Ticket “forward market” facilitator FirstDIBZ is effectively non-operational these days, as the beleaguered company prepares for possible settlement talks to begin compensating customers who have waited months to access their money.
The Chicago-based company, which managed online marketplaces where sports fans bought and sold options on event tickets, was nearly destroyed in early 2009 when it fell victim to a massive ticket fraud where fake NFL playoff and Super Bowl “dibz” were allegedly sold and re-sold with no tangible tickets attached to them.
As a result, hundreds of fans were reportedly stiffed of their dibz earnings, though the company tried to make reparations to as many disgruntled fans as it could.
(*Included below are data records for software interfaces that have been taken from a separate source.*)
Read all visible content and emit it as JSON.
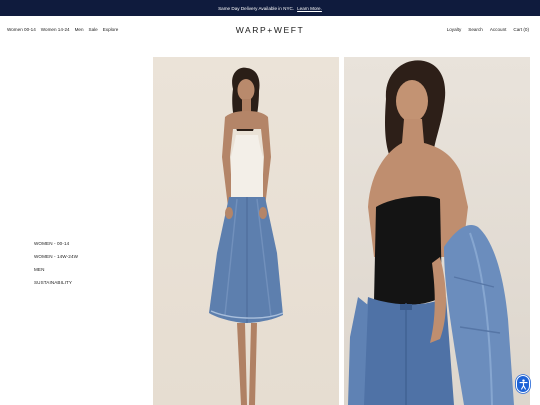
{
  "announcement": {
    "text": "Same Day Delivery Available in NYC.",
    "link": "Learn More."
  },
  "brand": {
    "logo": "WARP+WEFT"
  },
  "nav_left": [
    "Women 00-14",
    "Women 14-24",
    "Men",
    "Sale",
    "Explore"
  ],
  "nav_right": [
    "Loyalty",
    "Search",
    "Account",
    "Cart (0)"
  ],
  "side_menu": [
    "WOMEN - 00-14",
    "WOMEN - 14W-24W",
    "MEN",
    "SUSTAINABILITY"
  ],
  "colors": {
    "announcement_bg": "#0f1b3d",
    "accessibility_button": "#1e63d6"
  },
  "icons": {
    "accessibility": "accessibility-icon"
  },
  "photos": [
    {
      "name": "product-photo-denim-skirt"
    },
    {
      "name": "product-photo-black-tube-top"
    }
  ]
}
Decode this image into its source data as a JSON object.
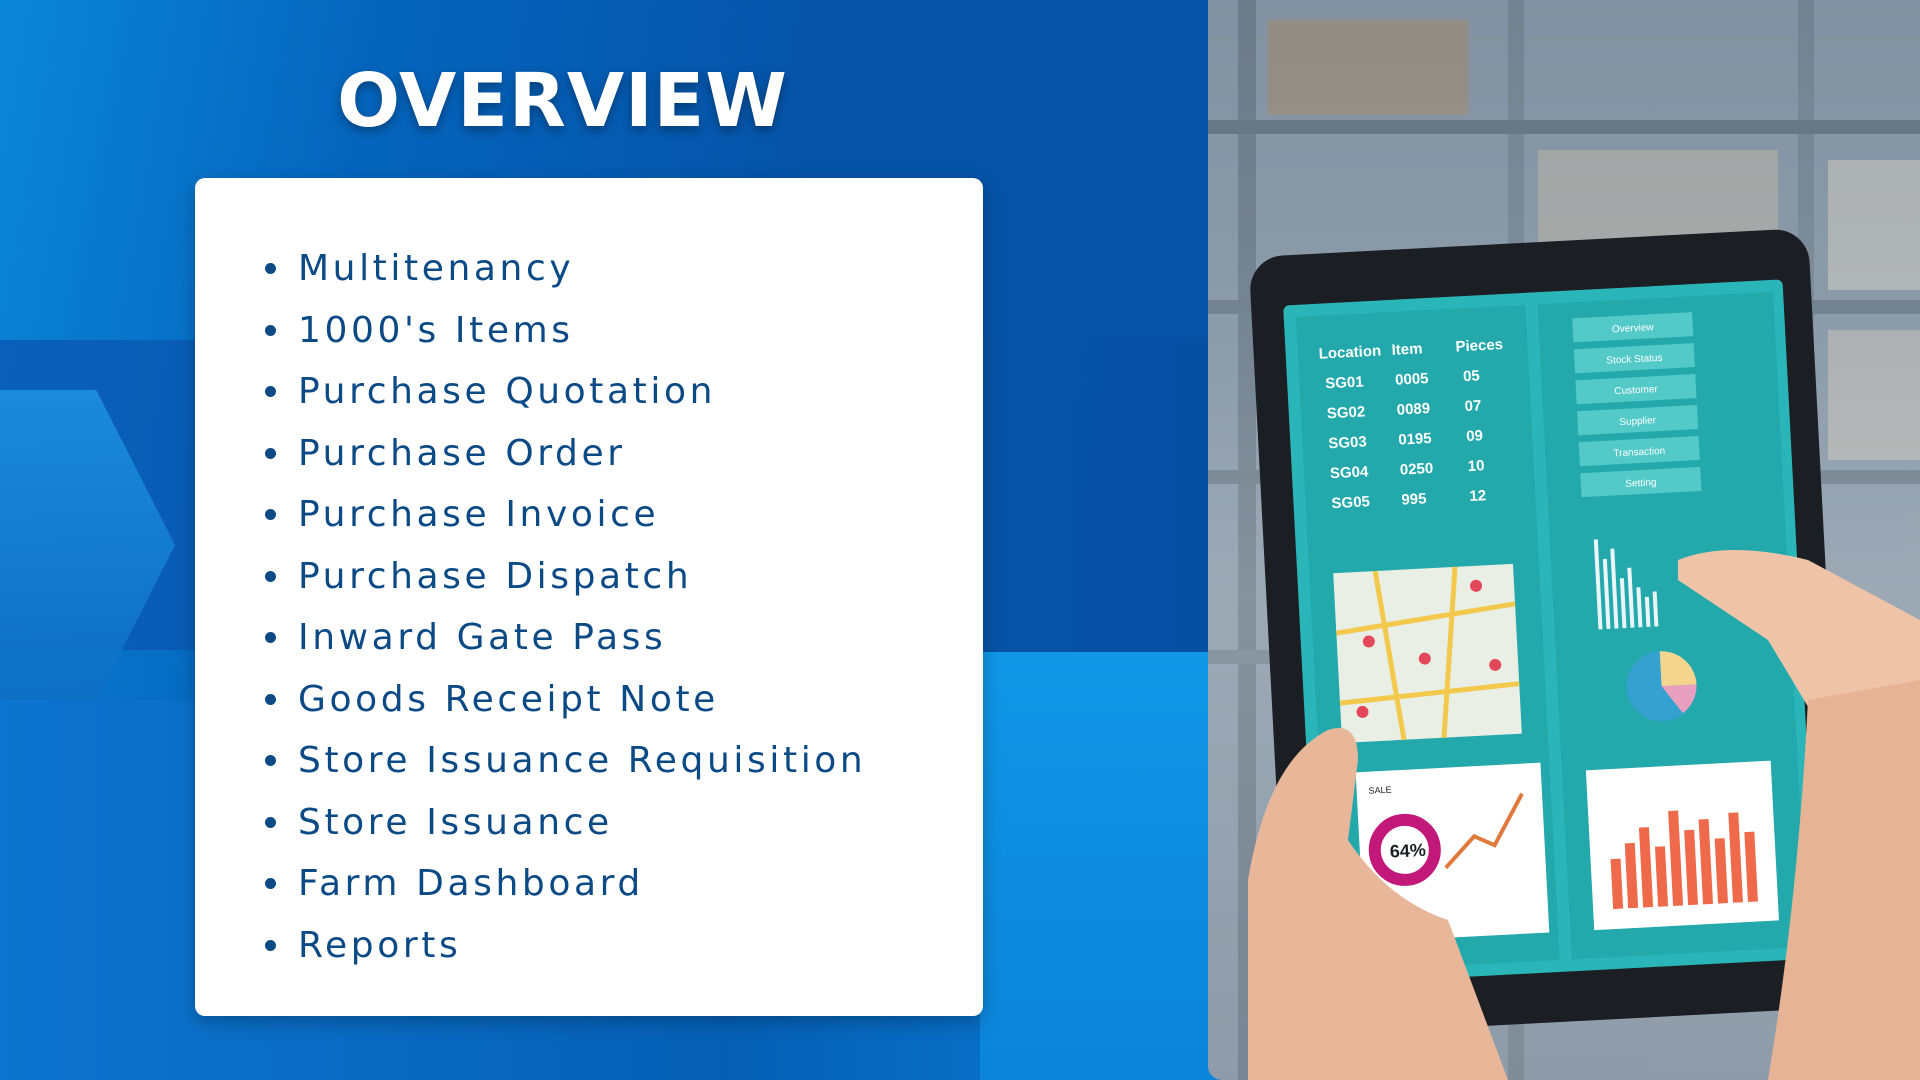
{
  "title": "OVERVIEW",
  "features": [
    "Multitenancy",
    "1000's Items",
    "Purchase Quotation",
    "Purchase Order",
    "Purchase Invoice",
    "Purchase Dispatch",
    "Inward Gate Pass",
    "Goods Receipt Note",
    "Store Issuance Requisition",
    "Store Issuance",
    "Farm Dashboard",
    "Reports"
  ],
  "photo": {
    "subject": "hands holding tablet in warehouse",
    "tablet_table": {
      "headers": [
        "Location",
        "Item",
        "Pieces"
      ],
      "rows": [
        [
          "SG01",
          "0005",
          "05"
        ],
        [
          "SG02",
          "0089",
          "07"
        ],
        [
          "SG03",
          "0195",
          "09"
        ],
        [
          "SG04",
          "0250",
          "10"
        ],
        [
          "SG05",
          "995",
          "12"
        ]
      ]
    },
    "tablet_menu": [
      "Overview",
      "Stock Status",
      "Customer",
      "Supplier",
      "Transaction",
      "Setting"
    ],
    "donut_value": "64%",
    "sale_tag": "SALE"
  },
  "colors": {
    "background": "#0553a8",
    "card_text": "#0c4a86",
    "tablet_screen": "#1aa3a8"
  }
}
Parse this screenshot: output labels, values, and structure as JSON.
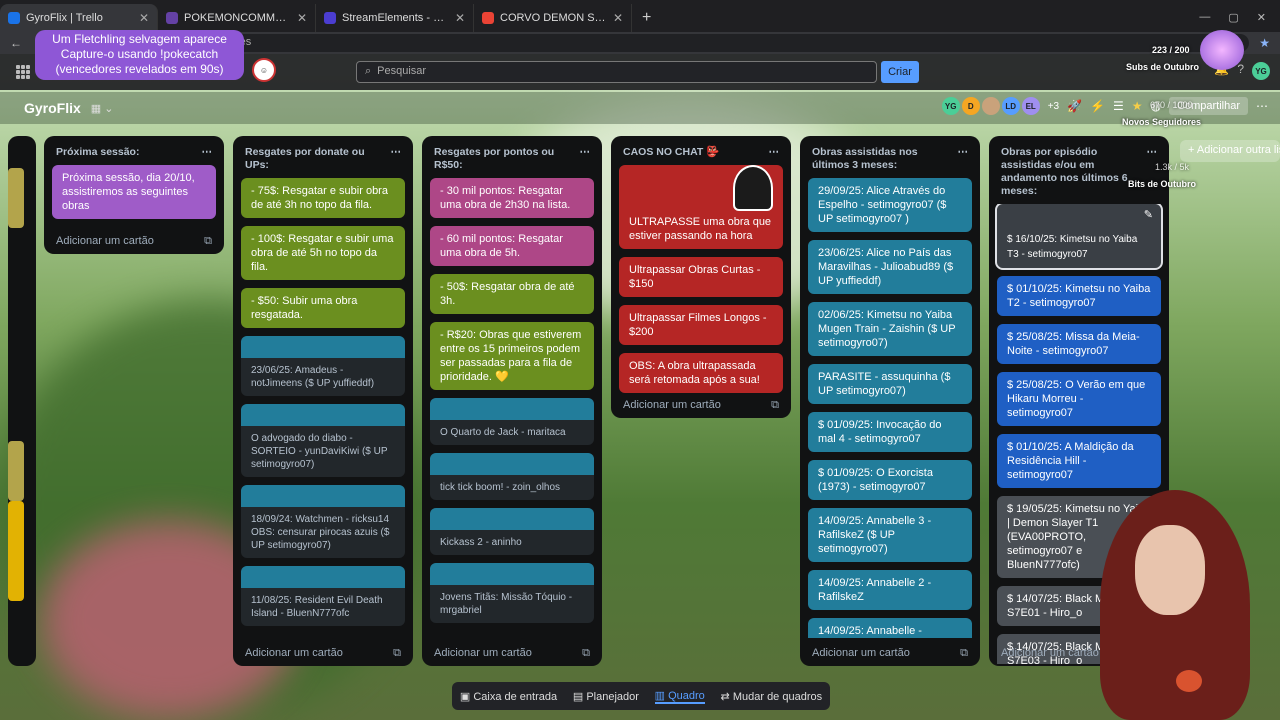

Company put its losses at more than $1 million, but an exact accounting has never been disclosed.
Pennsylvania-based attorney Andrew Sciolla, who represents about 50 former FirstDIBZ customers, told TicketNews that he and FirstDIBZ attorneys are having “ongoing discussions regarding the resolution” of the case, but he could not elaborate on the specifics.
“I’m still being contacted three to four times a week from former customers about this case,” Sciolla said, adding that his understanding is that as many as 400 people could be affected by the case. Currently, the FirstDIBZ Web site is still up, but all marketplace activity has been suspended, pending a resolution of the legal matter.
“I anticipate we’ll start talks again within the next four weeks, but they have yet to produce any documentation about the exact amount of their losses,” he said.
FirstDIBZ is represented by Charles Leuin of the august law firm Greenberg Traurig, LLP, but Leuin did not immediately respond to messages seeking comment.
Part of the delay in a resolution with customers can be attributed to unrelated legal wrangling over an alleged patent infringement case FirstDIBZ filed against yoonew, OptionIt and viagogo.
The specter of a positive resolution in that case in FirstDIBZ’s favor contributed to the recent downfall of yoonew, which essentially ran out of money in part due to litigating the lawsuit.